App and web page records:
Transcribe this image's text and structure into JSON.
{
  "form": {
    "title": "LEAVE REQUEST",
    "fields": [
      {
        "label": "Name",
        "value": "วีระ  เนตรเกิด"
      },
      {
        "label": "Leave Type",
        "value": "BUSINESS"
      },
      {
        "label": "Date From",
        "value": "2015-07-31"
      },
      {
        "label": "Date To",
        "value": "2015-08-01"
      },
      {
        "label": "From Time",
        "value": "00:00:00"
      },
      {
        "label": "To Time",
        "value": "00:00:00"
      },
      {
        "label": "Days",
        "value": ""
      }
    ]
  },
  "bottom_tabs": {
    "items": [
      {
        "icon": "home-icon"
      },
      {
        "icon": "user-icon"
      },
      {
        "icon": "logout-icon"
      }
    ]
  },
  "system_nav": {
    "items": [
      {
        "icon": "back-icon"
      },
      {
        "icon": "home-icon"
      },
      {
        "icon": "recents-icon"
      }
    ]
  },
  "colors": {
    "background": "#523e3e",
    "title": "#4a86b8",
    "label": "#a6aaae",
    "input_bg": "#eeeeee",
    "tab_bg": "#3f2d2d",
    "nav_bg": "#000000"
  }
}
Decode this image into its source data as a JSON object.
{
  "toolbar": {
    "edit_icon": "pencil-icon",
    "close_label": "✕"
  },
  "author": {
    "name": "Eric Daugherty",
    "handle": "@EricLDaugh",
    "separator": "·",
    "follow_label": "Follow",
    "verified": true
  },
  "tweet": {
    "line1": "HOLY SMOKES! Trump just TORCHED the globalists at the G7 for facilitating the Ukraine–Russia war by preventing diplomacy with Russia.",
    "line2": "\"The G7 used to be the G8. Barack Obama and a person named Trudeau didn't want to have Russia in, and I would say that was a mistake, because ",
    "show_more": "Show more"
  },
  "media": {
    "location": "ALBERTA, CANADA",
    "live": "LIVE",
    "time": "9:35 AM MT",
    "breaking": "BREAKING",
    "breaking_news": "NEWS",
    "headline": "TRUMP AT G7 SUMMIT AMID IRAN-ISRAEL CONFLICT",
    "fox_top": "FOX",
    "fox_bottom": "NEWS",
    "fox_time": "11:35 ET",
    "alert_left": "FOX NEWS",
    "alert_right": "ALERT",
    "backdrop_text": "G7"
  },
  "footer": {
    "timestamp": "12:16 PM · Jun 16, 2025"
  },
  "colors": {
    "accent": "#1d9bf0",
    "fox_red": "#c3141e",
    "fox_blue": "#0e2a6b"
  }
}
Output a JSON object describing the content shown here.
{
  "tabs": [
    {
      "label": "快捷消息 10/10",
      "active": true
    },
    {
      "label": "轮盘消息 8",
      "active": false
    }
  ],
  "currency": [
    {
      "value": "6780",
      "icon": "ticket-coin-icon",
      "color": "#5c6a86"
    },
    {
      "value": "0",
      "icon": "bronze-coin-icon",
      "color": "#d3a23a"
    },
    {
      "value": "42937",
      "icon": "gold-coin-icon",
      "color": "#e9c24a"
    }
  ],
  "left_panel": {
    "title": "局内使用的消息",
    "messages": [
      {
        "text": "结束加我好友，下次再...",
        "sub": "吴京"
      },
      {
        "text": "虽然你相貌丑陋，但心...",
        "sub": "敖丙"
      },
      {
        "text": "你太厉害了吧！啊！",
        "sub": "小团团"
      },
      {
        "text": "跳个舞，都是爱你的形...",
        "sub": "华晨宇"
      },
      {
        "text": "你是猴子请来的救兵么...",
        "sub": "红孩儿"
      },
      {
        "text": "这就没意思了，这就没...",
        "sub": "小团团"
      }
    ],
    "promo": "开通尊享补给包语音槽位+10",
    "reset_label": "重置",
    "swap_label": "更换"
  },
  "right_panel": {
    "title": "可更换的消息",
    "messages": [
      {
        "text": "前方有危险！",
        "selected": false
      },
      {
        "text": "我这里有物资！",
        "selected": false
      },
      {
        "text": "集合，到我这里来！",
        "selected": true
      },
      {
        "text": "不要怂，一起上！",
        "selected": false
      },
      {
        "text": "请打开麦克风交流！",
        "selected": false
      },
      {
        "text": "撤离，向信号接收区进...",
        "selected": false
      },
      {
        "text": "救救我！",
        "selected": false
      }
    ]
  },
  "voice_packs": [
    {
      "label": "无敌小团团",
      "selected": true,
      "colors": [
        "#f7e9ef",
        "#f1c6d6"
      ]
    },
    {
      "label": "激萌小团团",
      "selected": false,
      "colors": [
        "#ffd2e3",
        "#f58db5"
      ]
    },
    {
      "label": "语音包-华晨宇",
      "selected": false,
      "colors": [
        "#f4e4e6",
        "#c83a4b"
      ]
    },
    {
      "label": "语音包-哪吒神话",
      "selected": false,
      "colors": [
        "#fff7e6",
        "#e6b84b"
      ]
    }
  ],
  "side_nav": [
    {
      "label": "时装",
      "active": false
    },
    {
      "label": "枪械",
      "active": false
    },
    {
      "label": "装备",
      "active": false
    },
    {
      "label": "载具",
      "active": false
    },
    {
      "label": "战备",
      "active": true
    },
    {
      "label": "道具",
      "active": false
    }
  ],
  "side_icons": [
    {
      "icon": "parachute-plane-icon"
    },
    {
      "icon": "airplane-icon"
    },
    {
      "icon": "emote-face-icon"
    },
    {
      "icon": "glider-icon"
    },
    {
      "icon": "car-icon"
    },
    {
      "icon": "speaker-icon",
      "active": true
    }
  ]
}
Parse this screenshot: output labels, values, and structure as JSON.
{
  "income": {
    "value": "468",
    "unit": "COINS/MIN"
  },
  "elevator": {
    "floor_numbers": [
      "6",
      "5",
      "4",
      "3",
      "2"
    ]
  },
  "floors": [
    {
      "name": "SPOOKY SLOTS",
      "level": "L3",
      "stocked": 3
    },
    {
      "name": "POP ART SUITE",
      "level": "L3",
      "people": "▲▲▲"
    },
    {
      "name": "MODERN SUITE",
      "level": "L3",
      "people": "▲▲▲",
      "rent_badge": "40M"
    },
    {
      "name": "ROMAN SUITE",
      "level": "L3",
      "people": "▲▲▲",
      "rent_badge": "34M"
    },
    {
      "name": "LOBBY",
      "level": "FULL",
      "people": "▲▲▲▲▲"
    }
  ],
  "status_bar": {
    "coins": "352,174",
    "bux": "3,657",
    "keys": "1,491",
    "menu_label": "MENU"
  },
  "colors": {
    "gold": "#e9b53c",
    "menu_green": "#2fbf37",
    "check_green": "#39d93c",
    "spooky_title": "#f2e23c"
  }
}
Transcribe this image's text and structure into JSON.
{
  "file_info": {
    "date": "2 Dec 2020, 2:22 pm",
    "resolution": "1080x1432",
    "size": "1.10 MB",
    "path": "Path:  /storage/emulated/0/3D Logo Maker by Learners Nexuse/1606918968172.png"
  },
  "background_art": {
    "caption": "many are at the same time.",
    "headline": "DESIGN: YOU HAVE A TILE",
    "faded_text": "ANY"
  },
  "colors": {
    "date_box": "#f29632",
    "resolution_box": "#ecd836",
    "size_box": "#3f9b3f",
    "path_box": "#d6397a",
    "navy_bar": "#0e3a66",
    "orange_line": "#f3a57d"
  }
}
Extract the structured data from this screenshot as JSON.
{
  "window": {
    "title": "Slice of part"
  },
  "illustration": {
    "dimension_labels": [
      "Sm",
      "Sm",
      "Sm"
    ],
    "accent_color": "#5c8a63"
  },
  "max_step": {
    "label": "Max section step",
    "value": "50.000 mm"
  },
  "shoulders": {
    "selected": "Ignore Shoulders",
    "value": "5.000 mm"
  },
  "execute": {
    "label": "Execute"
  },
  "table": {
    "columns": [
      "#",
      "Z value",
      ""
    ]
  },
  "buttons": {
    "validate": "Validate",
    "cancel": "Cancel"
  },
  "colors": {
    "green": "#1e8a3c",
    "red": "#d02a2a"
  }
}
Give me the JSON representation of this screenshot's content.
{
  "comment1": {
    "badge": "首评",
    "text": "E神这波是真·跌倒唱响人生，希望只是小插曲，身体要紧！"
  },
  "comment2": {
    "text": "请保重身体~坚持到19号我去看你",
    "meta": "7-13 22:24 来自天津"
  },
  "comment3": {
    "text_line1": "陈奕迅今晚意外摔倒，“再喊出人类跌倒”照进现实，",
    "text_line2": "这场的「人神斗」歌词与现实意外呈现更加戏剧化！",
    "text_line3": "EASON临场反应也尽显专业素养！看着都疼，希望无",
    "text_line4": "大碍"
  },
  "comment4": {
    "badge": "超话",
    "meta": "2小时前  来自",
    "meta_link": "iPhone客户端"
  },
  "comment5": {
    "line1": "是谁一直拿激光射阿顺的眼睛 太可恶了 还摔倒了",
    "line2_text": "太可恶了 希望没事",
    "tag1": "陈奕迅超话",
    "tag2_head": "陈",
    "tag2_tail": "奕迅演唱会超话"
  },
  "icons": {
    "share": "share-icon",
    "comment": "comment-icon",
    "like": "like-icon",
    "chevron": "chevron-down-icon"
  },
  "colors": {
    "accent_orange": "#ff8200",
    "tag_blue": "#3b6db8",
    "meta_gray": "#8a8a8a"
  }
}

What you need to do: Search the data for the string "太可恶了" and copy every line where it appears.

Solution:
    "line1": "是谁一直拿激光射阿顺的眼睛 太可恶了 还摔倒了",
    "line2_text": "太可恶了 希望没事",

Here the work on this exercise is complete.